I don’t know – it’s different for different projects. I can be a bit blockheaded and or tearful when the pressure hits – but hopefully I’m good at apologising too!
Do you see yourself as a theatre maker, or is that just where you end up?
Yes – it’s what I wanted to do from about 20 or 21 and why I went to study at Ecole Philippe Gaulier – I admired companies and artists who had trained with him and were making their own work.
Performing is a very particular addiction, can you remember a moment that tipped you in?
Reciting Robert Louis Stevenson’s ‘My Shadow’ age 8 in front of the whole school. But I wanted to be a vet ’til I was 17.
How did you feel about the Olivier nomination, what was its impact on you?
I was stunned and very honoured. I’m not sure what impact it had – all these things (awards, prizes) help to get people to engage with your work – so you can keep doing what you love.
How do you wind down?
I’m not good at it. Yoga and meditation when I make space for them.
What’s your guilty pleasure?

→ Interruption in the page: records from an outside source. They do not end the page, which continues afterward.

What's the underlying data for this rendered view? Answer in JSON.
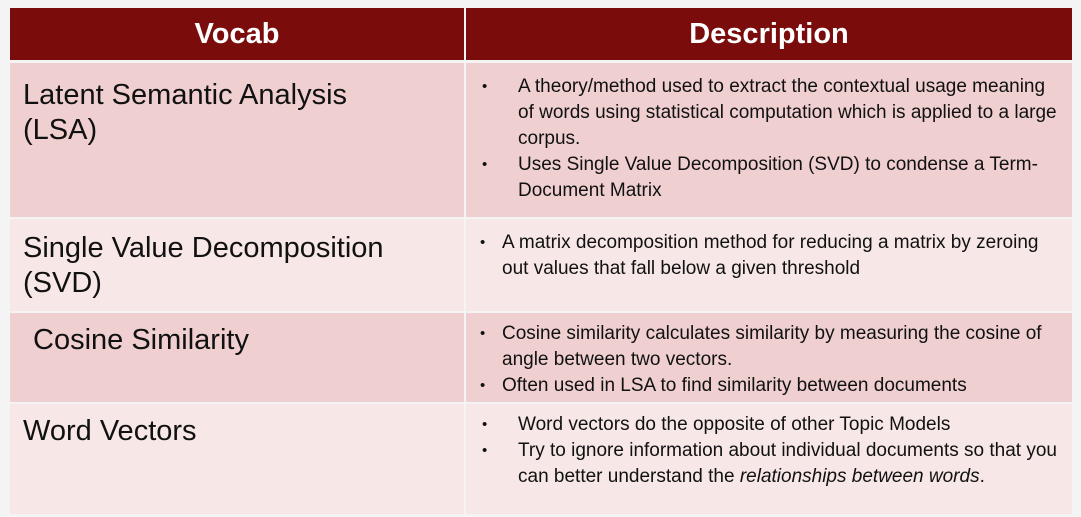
{
  "table": {
    "headers": {
      "vocab": "Vocab",
      "description": "Description"
    },
    "rows": [
      {
        "term_line1": "Latent Semantic Analysis",
        "term_line2": "(LSA)",
        "bullets": [
          "A theory/method used to extract the contextual usage meaning of words using statistical computation which is applied to a large corpus.",
          "Uses Single Value Decomposition (SVD) to condense a Term-Document Matrix"
        ]
      },
      {
        "term_line1": "Single Value Decomposition",
        "term_line2": "(SVD)",
        "bullets": [
          "A matrix decomposition method for reducing a matrix by zeroing out values that fall below a given threshold"
        ]
      },
      {
        "term_line1": "Cosine Similarity",
        "bullets": [
          "Cosine similarity calculates similarity by measuring the cosine of angle between two vectors.",
          "Often used in LSA to find similarity between documents"
        ]
      },
      {
        "term_line1": "Word Vectors",
        "bullets": [
          "Word vectors do the opposite of other Topic Models",
          "Try to ignore information about individual documents so that you can better understand the"
        ],
        "bullet2_italic": "relationships between words",
        "bullet2_end": "."
      }
    ],
    "bullet_symbol": "•"
  }
}
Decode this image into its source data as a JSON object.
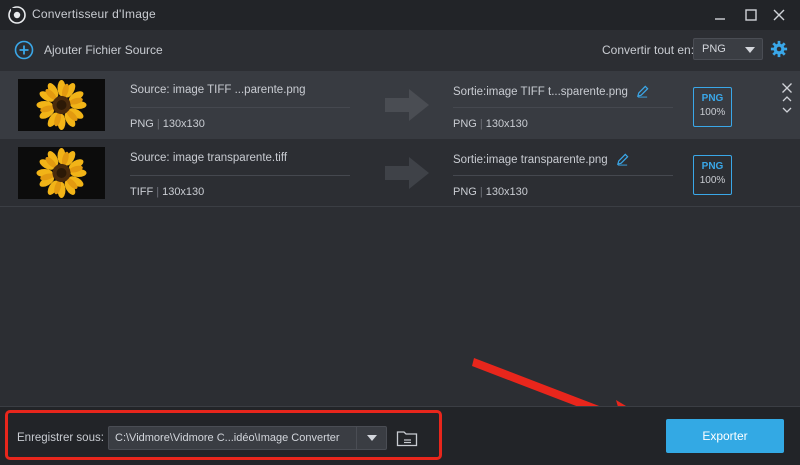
{
  "window": {
    "title": "Convertisseur d'Image"
  },
  "toolbar": {
    "add_label": "Ajouter Fichier Source",
    "convert_all_label": "Convertir tout en:",
    "convert_all_value": "PNG"
  },
  "files": [
    {
      "source_name": "Source: image TIFF ...parente.png",
      "source_format": "PNG",
      "source_size": "130x130",
      "output_name": "Sortie:image TIFF t...sparente.png",
      "output_format": "PNG",
      "output_size": "130x130",
      "badge_format": "PNG",
      "badge_quality": "100%"
    },
    {
      "source_name": "Source: image transparente.tiff",
      "source_format": "TIFF",
      "source_size": "130x130",
      "output_name": "Sortie:image transparente.png",
      "output_format": "PNG",
      "output_size": "130x130",
      "badge_format": "PNG",
      "badge_quality": "100%"
    }
  ],
  "bottom": {
    "save_label": "Enregistrer sous:",
    "path": "C:\\Vidmore\\Vidmore C...idéo\\Image Converter",
    "export_label": "Exporter"
  },
  "colors": {
    "accent": "#33a9e4",
    "highlight": "#e8261c",
    "background": "#2c2e33"
  },
  "icons": {
    "app": "app-logo-icon",
    "add": "plus-circle-icon",
    "settings": "gear-icon",
    "arrow": "right-arrow-icon",
    "edit": "pencil-icon",
    "folder": "folder-icon"
  }
}
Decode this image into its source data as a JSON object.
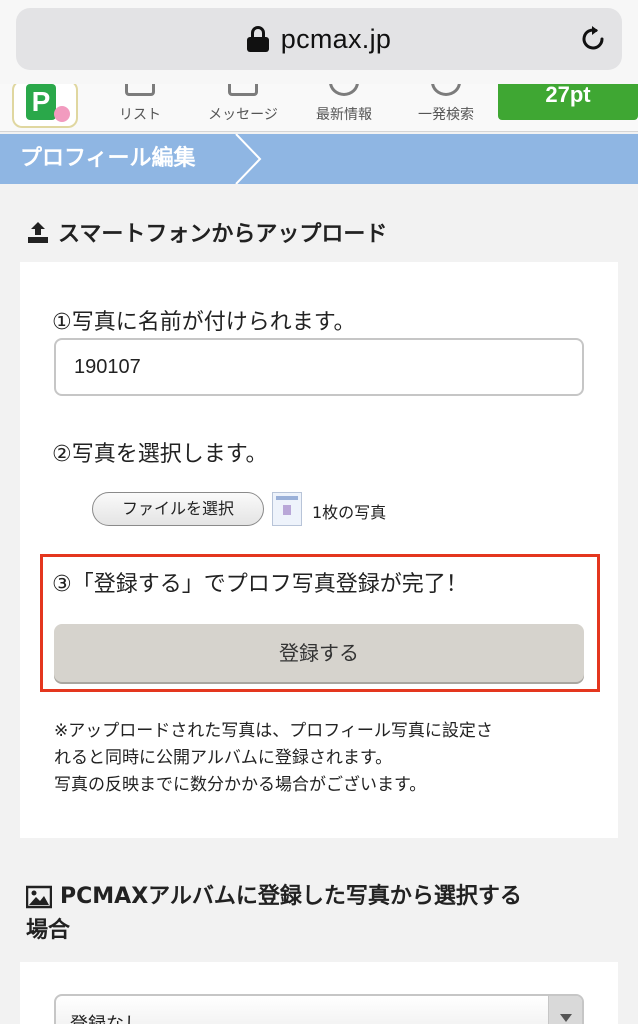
{
  "browser": {
    "url": "pcmax.jp"
  },
  "nav": {
    "items": [
      {
        "label": "リスト"
      },
      {
        "label": "メッセージ"
      },
      {
        "label": "最新情報"
      },
      {
        "label": "一発検索"
      }
    ],
    "points": "27pt"
  },
  "header": {
    "title": "プロフィール編集"
  },
  "upload": {
    "title": "スマートフォンからアップロード",
    "step1": "①写真に名前が付けられます。",
    "name_value": "190107",
    "step2": "②写真を選択します。",
    "file_button": "ファイルを選択",
    "file_count": "1枚の写真",
    "step3": "③「登録する」でプロフ写真登録が完了！",
    "submit": "登録する",
    "note_lines": [
      "※アップロードされた写真は、プロフィール写真に設定さ",
      "れると同時に公開アルバムに登録されます。",
      "写真の反映までに数分かかる場合がございます。"
    ]
  },
  "album": {
    "title_line1": "PCMAXアルバムに登録した写真から選択する",
    "title_line2": "場合",
    "select_value": "登録なし"
  },
  "colors": {
    "band": "#8fb6e3",
    "highlight": "#e4361e",
    "points_bg": "#3fa733"
  }
}
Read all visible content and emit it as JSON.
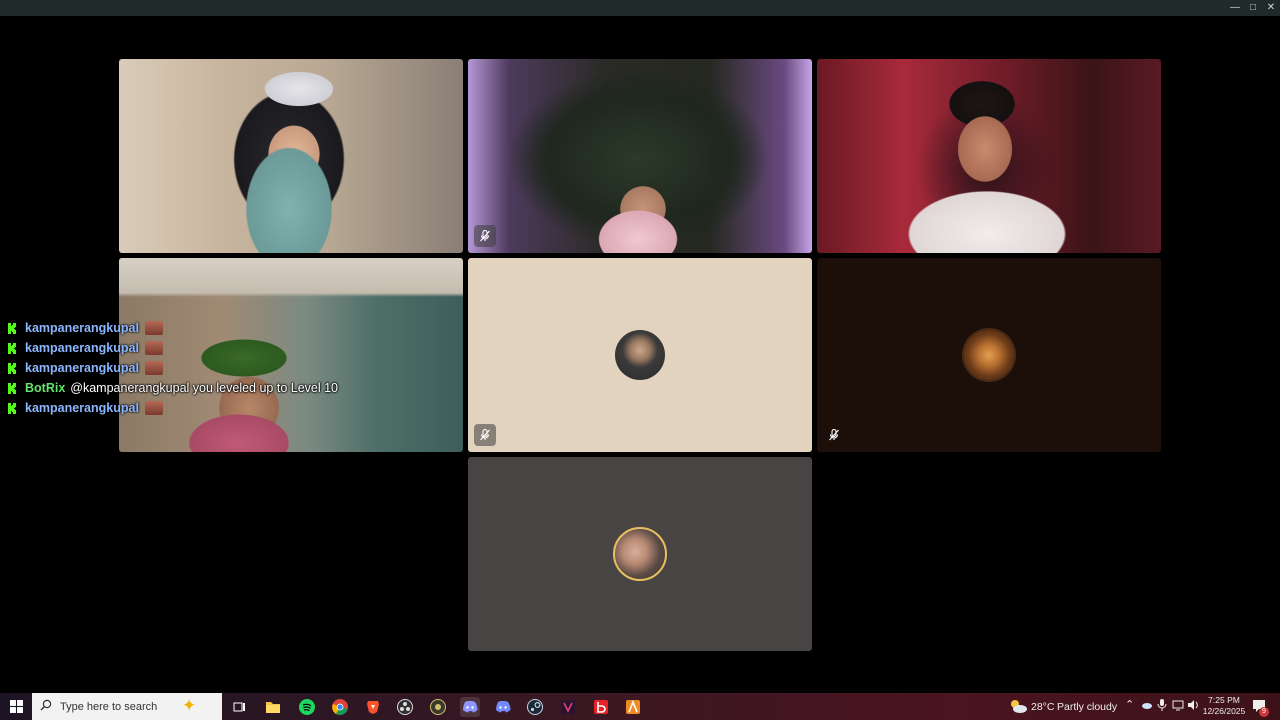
{
  "window": {
    "controls": [
      "minimize",
      "maximize",
      "close"
    ]
  },
  "tiles": [
    {
      "id": "cam-1",
      "type": "camera",
      "muted": false
    },
    {
      "id": "cam-2",
      "type": "camera",
      "muted": true
    },
    {
      "id": "cam-3",
      "type": "camera",
      "muted": false
    },
    {
      "id": "cam-4",
      "type": "camera",
      "muted": false
    },
    {
      "id": "avatar-1",
      "type": "avatar",
      "muted": true,
      "bg": "#e1d3be"
    },
    {
      "id": "avatar-2",
      "type": "avatar",
      "muted": true,
      "bg": "#1c0f09"
    },
    {
      "id": "avatar-3",
      "type": "avatar",
      "muted": false,
      "bg": "#474443"
    }
  ],
  "chat": {
    "lines": [
      {
        "user": "kampanerangkupal",
        "message": "",
        "emote": true,
        "bot": false
      },
      {
        "user": "kampanerangkupal",
        "message": "",
        "emote": true,
        "bot": false
      },
      {
        "user": "kampanerangkupal",
        "message": "",
        "emote": true,
        "bot": false
      },
      {
        "user": "BotRix",
        "message": "@kampanerangkupal you leveled up to Level 10",
        "emote": false,
        "bot": true
      },
      {
        "user": "kampanerangkupal",
        "message": "",
        "emote": true,
        "bot": false
      }
    ],
    "colors": {
      "user": "#8ab6ff",
      "bot": "#62e36a",
      "kick": "#53fc18"
    }
  },
  "taskbar": {
    "search_placeholder": "Type here to search",
    "apps": [
      "task-view",
      "file-explorer",
      "spotify",
      "chrome",
      "brave",
      "obs",
      "app-extra",
      "discord-ptb",
      "discord",
      "steam",
      "vscode-like",
      "brand-app",
      "aim-app"
    ],
    "weather": {
      "temp": "28°C",
      "condition": "Partly cloudy"
    },
    "clock": {
      "time": "7:25 PM",
      "date": "12/26/2025"
    },
    "notifications": "9"
  }
}
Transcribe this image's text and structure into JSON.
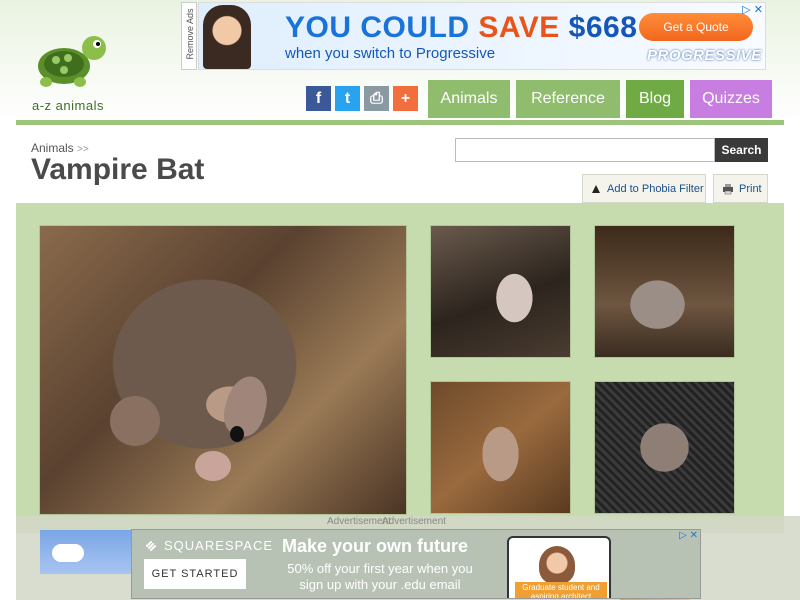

Made in Chelsea.
What’s on your Netflix ‘watched’ list?
David Lynch movies
What’s in your headphones?
Is there anything you don’t like about theatre?
When I forget it’s only a play… and the world’s not going to end…
Tell us something we don’t know?
My favourite birdsong is a pigeon’s. Homing pigeons have been recorded flying at speeds of 110mph which is faster than a cheetah can run.
Photos by Robert Day
Penelope RETOLD is at The Firestation, Windsor on 24th March.